In women, compelling evidence associates lower urinary tract microbiota (LUTM) with lower urinary tract symptoms (LUTS); a similar association in men with benign prostate enlargement (BPE) is not established.
To determine whether associations exist between LUTM and LUTS.
Design, setting, and participants
Forty-nine male volunteers, aged 40–85 yr, were recruited from one academic tertiary care center. Twenty-eight patients undergoing BPE/LUTS surgery and 21 undergoing non-BPE/LUTS surgery were stratified by International Prostate Symptom Score (IPSS), and paired voided/catheterized urine specimens were collected for expanded quantitative urine culture (EQUC) and 16S ribosomal RNA gene sequencing.

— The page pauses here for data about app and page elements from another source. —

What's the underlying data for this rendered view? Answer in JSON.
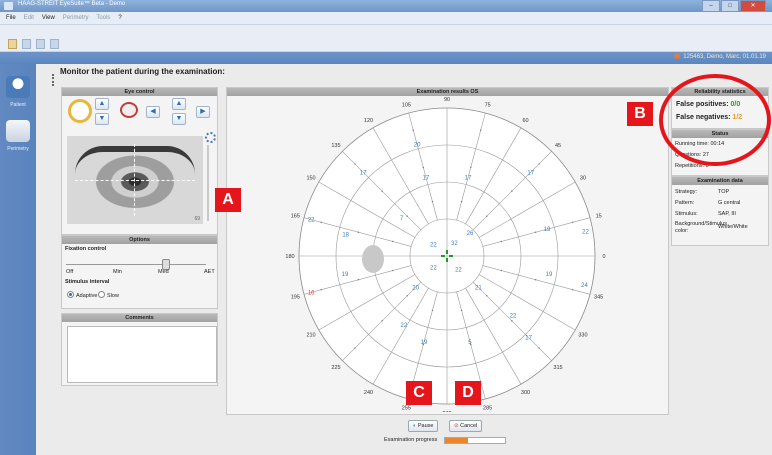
{
  "window": {
    "title": "HAAG-STREIT EyeSuite™  Beta  -  Demo"
  },
  "menu": {
    "items": [
      "File",
      "Edit",
      "View",
      "Perimetry",
      "Tools",
      "?"
    ],
    "dim": [
      false,
      true,
      false,
      true,
      true,
      false
    ]
  },
  "patient": {
    "info": "125463, Demo, Marc, 01.01.19"
  },
  "nav": {
    "patient_label": "Patient",
    "perimetry_label": "Perimetry"
  },
  "page": {
    "title": "Monitor the patient during the examination:"
  },
  "eye_control": {
    "header": "Eye control",
    "image_value": "69"
  },
  "options": {
    "header": "Options",
    "fixation_label": "Fixation control",
    "ticks": [
      "Off",
      "Min",
      "Med",
      "AET"
    ],
    "stimulus_interval_label": "Stimulus interval",
    "adaptive_label": "Adaptive",
    "slow_label": "Slow"
  },
  "comments": {
    "header": "Comments"
  },
  "exam": {
    "header": "Examination results OS",
    "angles": [
      "90",
      "75",
      "60",
      "45",
      "30",
      "15",
      "0",
      "345",
      "330",
      "315",
      "300",
      "285",
      "270",
      "255",
      "240",
      "225",
      "210",
      "195",
      "180",
      "165",
      "150",
      "135",
      "120",
      "105"
    ],
    "values": [
      {
        "v": "20",
        "c": "#3a7cc2",
        "a": 105,
        "r": 0.78
      },
      {
        "v": "17",
        "c": "#3a7cc2",
        "a": 135,
        "r": 0.8
      },
      {
        "v": "17",
        "c": "#3a7cc2",
        "a": 105,
        "r": 0.55
      },
      {
        "v": "17",
        "c": "#3a7cc2",
        "a": 75,
        "r": 0.55
      },
      {
        "v": "17",
        "c": "#3a7cc2",
        "a": 45,
        "r": 0.8
      },
      {
        "v": "22",
        "c": "#3a7cc2",
        "a": 165,
        "r": 0.95
      },
      {
        "v": "18",
        "c": "#3a7cc2",
        "a": 168,
        "r": 0.7
      },
      {
        "v": "7",
        "c": "#3a7cc2",
        "a": 140,
        "r": 0.4
      },
      {
        "v": "26",
        "c": "#3a7cc2",
        "a": 45,
        "r": 0.22
      },
      {
        "v": "19",
        "c": "#3a7cc2",
        "a": 15,
        "r": 0.7
      },
      {
        "v": "22",
        "c": "#3a7cc2",
        "a": 10,
        "r": 0.95
      },
      {
        "v": "22",
        "c": "#3a7cc2",
        "a": 140,
        "r": 0.12
      },
      {
        "v": "32",
        "c": "#3a7cc2",
        "a": 60,
        "r": 0.1
      },
      {
        "v": "22",
        "c": "#3a7cc2",
        "a": 220,
        "r": 0.12
      },
      {
        "v": "22",
        "c": "#3a7cc2",
        "a": 310,
        "r": 0.12
      },
      {
        "v": "19",
        "c": "#3a7cc2",
        "a": 190,
        "r": 0.7
      },
      {
        "v": "16",
        "c": "#e03a3a",
        "a": 195,
        "r": 0.95
      },
      {
        "v": "19",
        "c": "#3a7cc2",
        "a": 350,
        "r": 0.7
      },
      {
        "v": "24",
        "c": "#3a7cc2",
        "a": 348,
        "r": 0.95
      },
      {
        "v": "20",
        "c": "#3a7cc2",
        "a": 225,
        "r": 0.3
      },
      {
        "v": "21",
        "c": "#3a7cc2",
        "a": 315,
        "r": 0.3
      },
      {
        "v": "22",
        "c": "#3a7cc2",
        "a": 238,
        "r": 0.55
      },
      {
        "v": "22",
        "c": "#3a7cc2",
        "a": 318,
        "r": 0.6
      },
      {
        "v": "19",
        "c": "#3a7cc2",
        "a": 255,
        "r": 0.6
      },
      {
        "v": "5",
        "c": "#3a7cc2",
        "a": 285,
        "r": 0.6
      },
      {
        "v": "17",
        "c": "#3a7cc2",
        "a": 315,
        "r": 0.78
      }
    ]
  },
  "reliability": {
    "header": "Reliability statistics",
    "fp_label": "False positives:",
    "fp_value": "0/0",
    "fp_color": "#2e9a2e",
    "fn_label": "False negatives:",
    "fn_value": "1/2",
    "fn_color": "#e59b2b"
  },
  "status": {
    "header": "Status",
    "running_label": "Running time:",
    "running_value": "00:14",
    "questions_label": "Questions:",
    "questions_value": "27",
    "repetitions_label": "Repetitions:",
    "repetitions_value": "0"
  },
  "exam_data": {
    "header": "Examination data",
    "rows": [
      {
        "label": "Strategy:",
        "value": "TOP"
      },
      {
        "label": "Pattern:",
        "value": "G central"
      },
      {
        "label": "Stimulus:",
        "value": "SAP, III"
      },
      {
        "label": "Background/Stimulus color:",
        "value": "White/White"
      }
    ]
  },
  "buttons": {
    "pause": "Pause",
    "cancel": "Cancel"
  },
  "progress": {
    "label": "Examination progress",
    "value": 0.38
  },
  "markers": {
    "a": "A",
    "b": "B",
    "c": "C",
    "d": "D"
  }
}
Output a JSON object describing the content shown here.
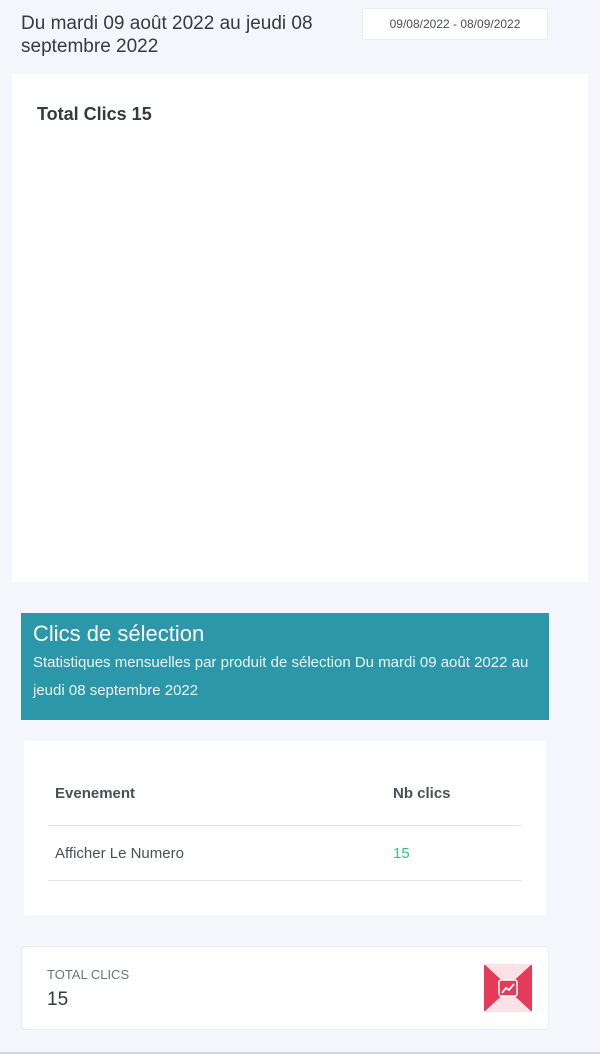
{
  "header": {
    "range_text": "Du mardi 09 août 2022 au jeudi 08 septembre 2022",
    "date_picker_value": "09/08/2022 - 08/09/2022"
  },
  "chart_card": {
    "title": "Total Clics 15"
  },
  "selection_section": {
    "title": "Clics de sélection",
    "subtitle": "Statistiques mensuelles par produit de sélection Du mardi 09 août 2022 au jeudi 08 septembre 2022"
  },
  "table": {
    "headers": [
      "Evenement",
      "Nb clics"
    ],
    "rows": [
      {
        "event": "Afficher Le Numero",
        "clicks": "15"
      }
    ]
  },
  "stat_card": {
    "label": "TOTAL CLICS",
    "value": "15",
    "icon": "trend-chart-icon",
    "icon_color": "#e63a5b"
  },
  "colors": {
    "accent": "#2c97a8",
    "positive": "#3ac47d",
    "page_bg": "#f5f6fb"
  }
}
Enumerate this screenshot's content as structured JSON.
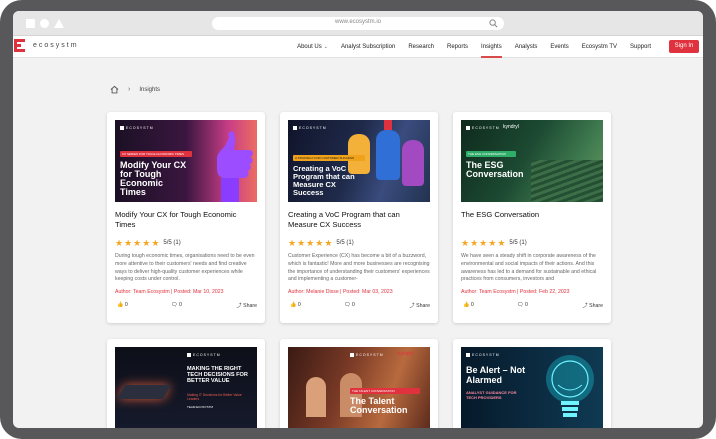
{
  "browser": {
    "url": "www.ecosystm.io"
  },
  "site": {
    "brand": "ecosystm",
    "nav": [
      {
        "label": "About Us",
        "dropdown": true,
        "active": false
      },
      {
        "label": "Analyst Subscription",
        "active": false
      },
      {
        "label": "Research",
        "active": false
      },
      {
        "label": "Reports",
        "active": false
      },
      {
        "label": "Insights",
        "active": true
      },
      {
        "label": "Analysts",
        "active": false
      },
      {
        "label": "Events",
        "active": false
      },
      {
        "label": "Ecosystm TV",
        "active": false
      },
      {
        "label": "Support",
        "active": false
      }
    ],
    "signin_label": "Sign In",
    "accent": "#e0323e"
  },
  "breadcrumb": {
    "current": "Insights"
  },
  "cards": [
    {
      "image": {
        "logo": "ECOSYSTM",
        "banner": "CX SERIES FOR TOUGH ECONOMIC TIMES",
        "title": "Modify Your CX for Tough Economic Times"
      },
      "title": "Modify Your CX for Tough Economic Times",
      "rating": "5/5 (1)",
      "desc": "During tough economic times, organisations need to be even more attentive to their customers' needs and find creative ways to deliver high-quality customer experiences while keeping costs under control.",
      "meta": "Author: Team Ecosystm | Posted: Mar 10, 2023",
      "likes": "0",
      "comments": "0",
      "share": "Share"
    },
    {
      "image": {
        "logo": "ECOSYSTM",
        "banner": "A STRATEGY FOR CUSTOMER SUCCESS",
        "title": "Creating a VoC Program that can Measure CX Success"
      },
      "title": "Creating a VoC Program that can Measure CX Success",
      "rating": "5/5 (1)",
      "desc": "Customer Experience (CX) has become a bit of a buzzword, which is fantastic! More and more businesses are recognising the importance of understanding their customers' experiences and implementing a customer-",
      "meta": "Author: Melanie Disse | Posted: Mar 03, 2023",
      "likes": "0",
      "comments": "0",
      "share": "Share"
    },
    {
      "image": {
        "logo": "ECOSYSTM",
        "partner": "kyndryl",
        "banner": "THE ESG CONVERSATION",
        "title": "The ESG Conversation"
      },
      "title": "The ESG Conversation",
      "rating": "5/5 (1)",
      "desc": "We have seen a steady shift in corporate awareness of the environmental and social impacts of their actions. And this awareness has led to a demand for sustainable and ethical practices from consumers, investors and",
      "meta": "Author: Team Ecosystm | Posted: Feb 22, 2023",
      "likes": "0",
      "comments": "0",
      "share": "Share"
    },
    {
      "image": {
        "logo": "ECOSYSTM",
        "title": "MAKING THE RIGHT TECH DECISIONS FOR BETTER VALUE",
        "sub": "Making IT Decisions for Better Value Leaders",
        "author": "TEAM ECOSYSTM"
      }
    },
    {
      "image": {
        "logo": "ECOSYSTM",
        "partner": "kyndryl",
        "banner": "THE TALENT CONVERSATION",
        "title": "The Talent Conversation"
      }
    },
    {
      "image": {
        "logo": "ECOSYSTM",
        "title": "Be Alert – Not Alarmed",
        "sub": "ANALYST GUIDANCE FOR TECH PROVIDERS"
      }
    }
  ]
}
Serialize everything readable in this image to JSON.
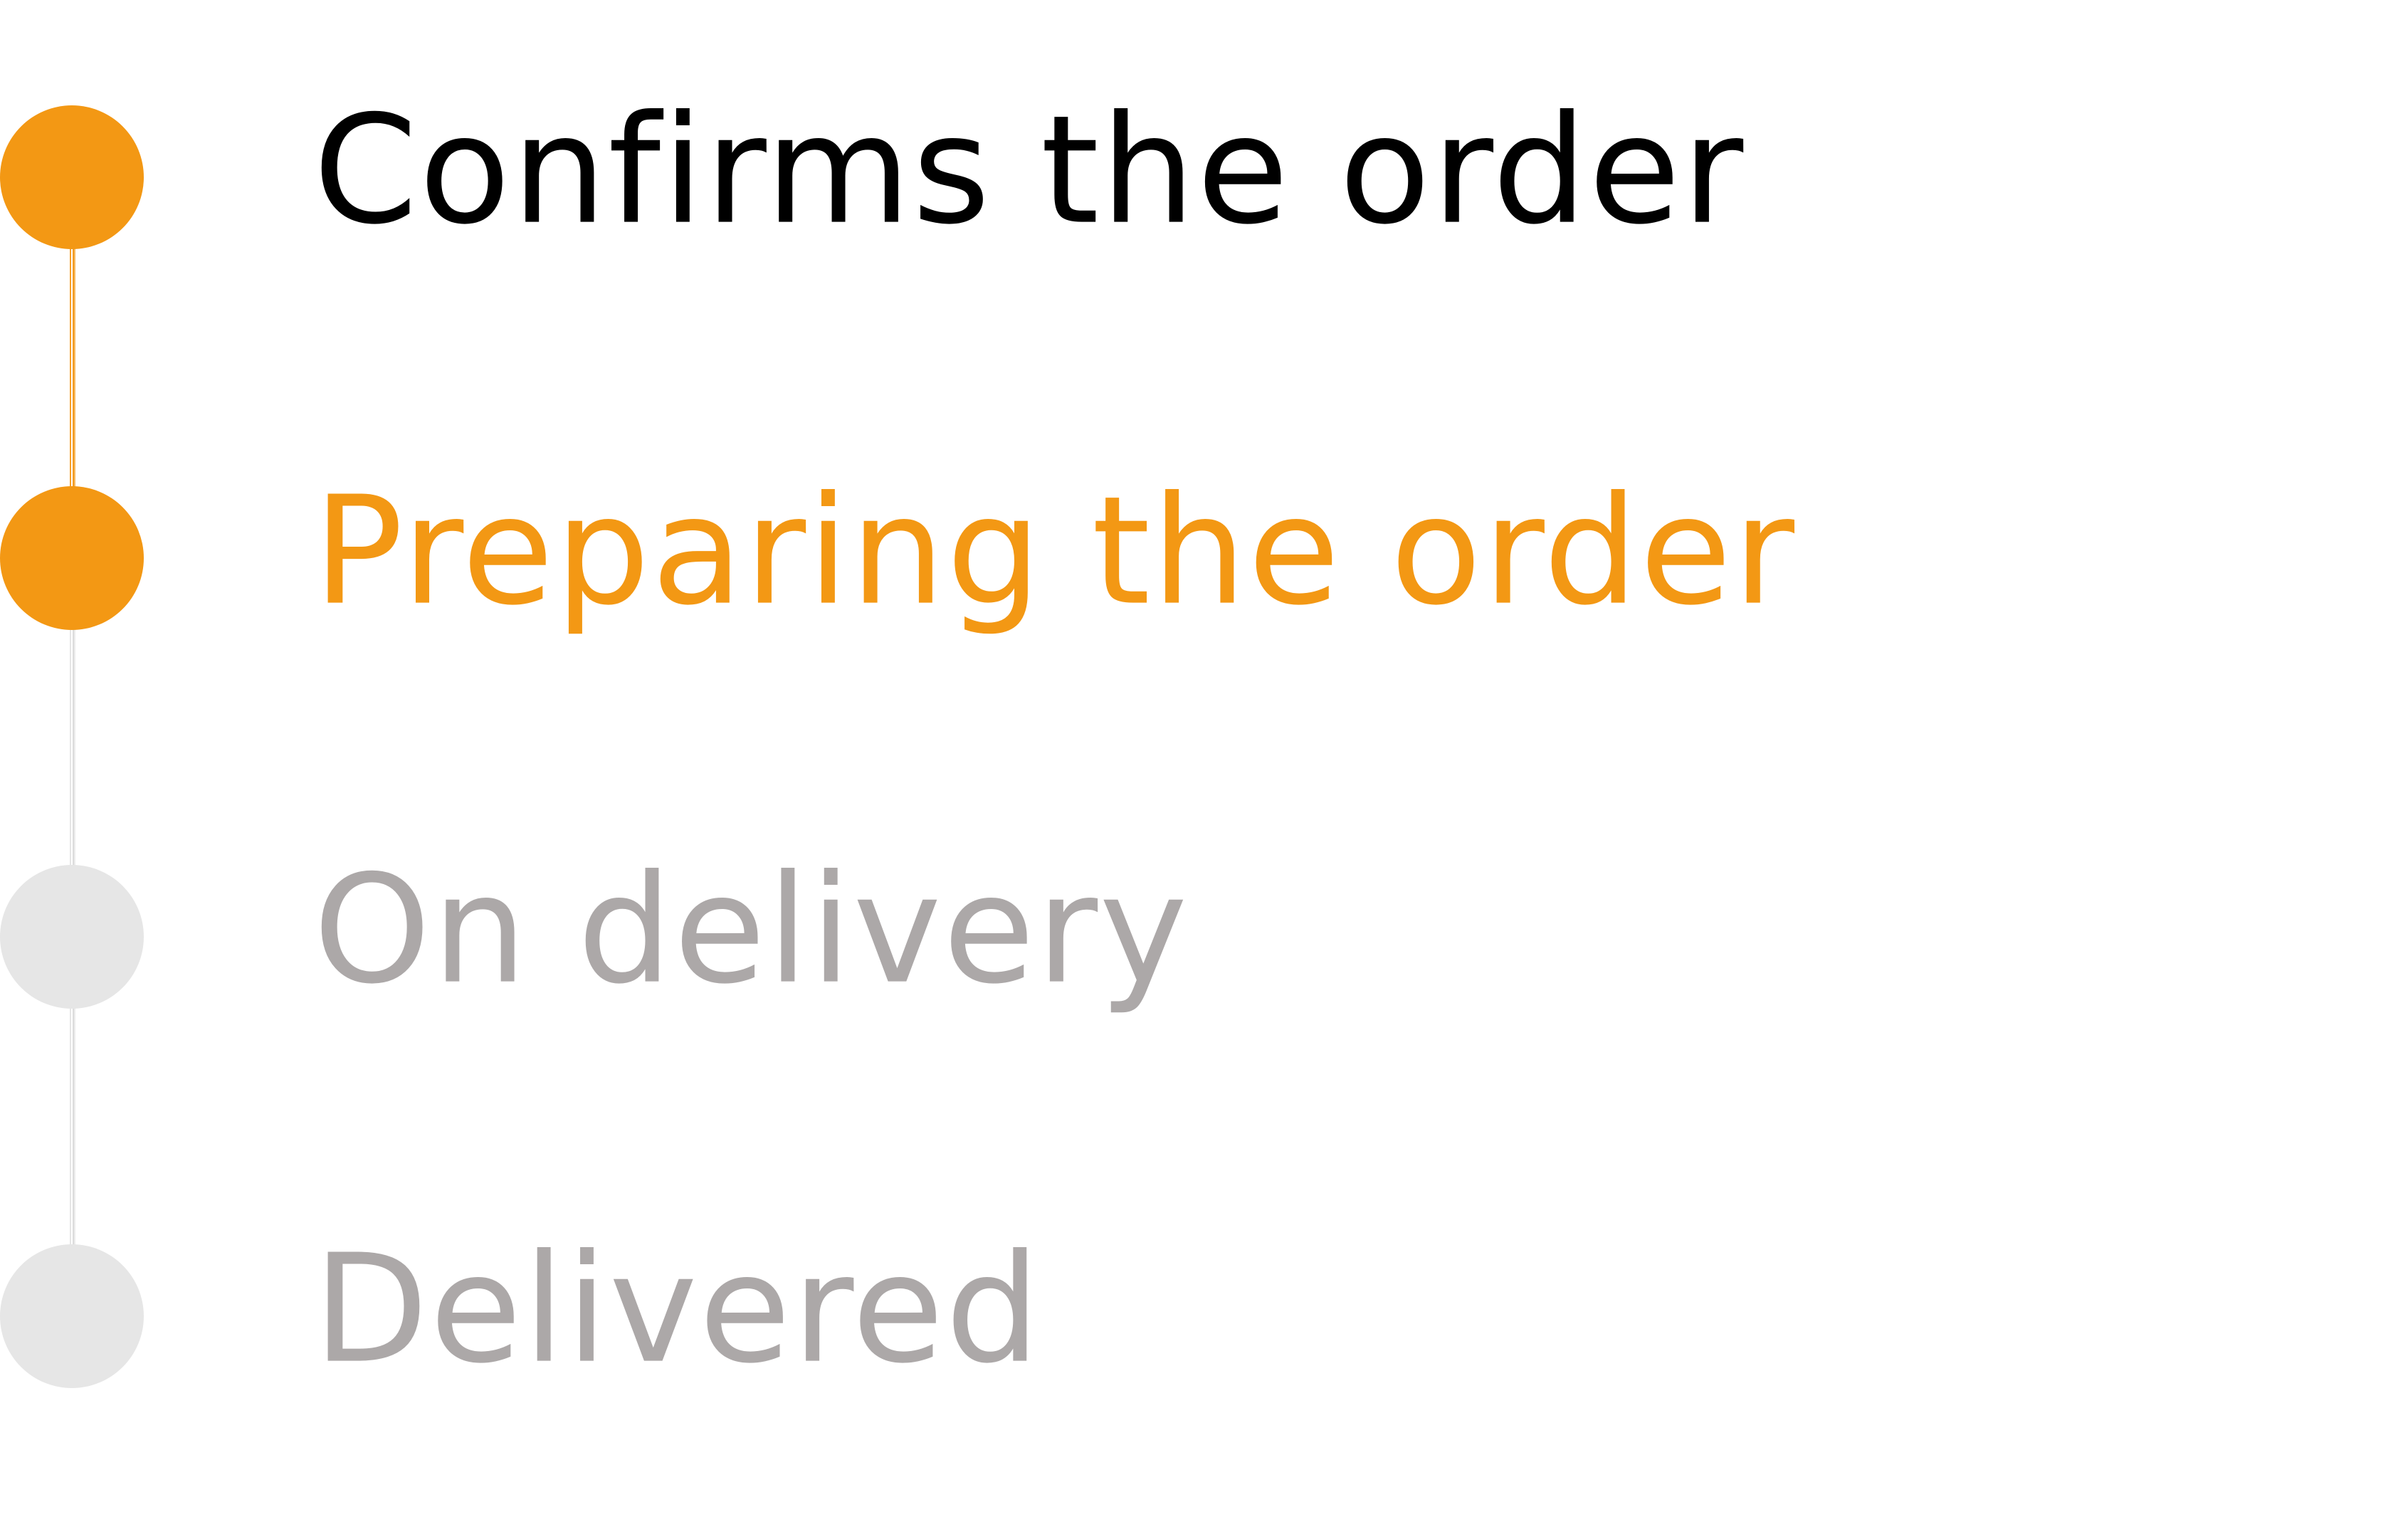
{
  "colors": {
    "active": "#f39814",
    "pending_dot": "#e6e6e6",
    "completed_text": "#000000",
    "pending_text": "#aca8a8"
  },
  "steps": [
    {
      "label": "Confirms the order",
      "status": "completed"
    },
    {
      "label": "Preparing the order",
      "status": "current"
    },
    {
      "label": "On delivery",
      "status": "pending"
    },
    {
      "label": "Delivered",
      "status": "pending"
    }
  ]
}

Outcome measurements and statistical analysis
Primary and secondary outcomes were presence of detectable LUTM and specific bacterial members of the LUTM, respectively. Baseline data were compared. Univariable logistic regression models were used to calculate odds ratios (ORs) for IPSS category associated with the presence of bladder microbiota. Relative LUTM proportions were compared with IPSS using chi-square tests.
Results and limitations
Thirty-nine percent of catheterized and 98% of voided specimens contained LUTM. Catheterized and voided LUTM differed significantly. LUTM was detected in catheterized urine of 22.2% of men with mild LUTS, 30.0% with moderate LUTS, and 57.1% with severe LUTS (p = 0.024). Increased IPSS category was associated with significantly higher odds of detectable bacteria (OR: 2.21, 95% confidence interval: 1.09–4.49). Small sample size limited this study, making it unable to identify significant differences in specific bacterial taxa based on IPSS.
Voided urine does not adequately characterize the male bladder microbiome. In males with and without BPE, IPSS severity was associated with detectable bacteria in catheterized urine, which samples the bladder. Additional studies are needed to identify specific bladder bacteria associated with LUTS.
To study bladder bacteria, urine should be collected with a catheter. Men with severe urinary symptoms are more likely to have detectable bladder bacteria than those with less severe symptoms.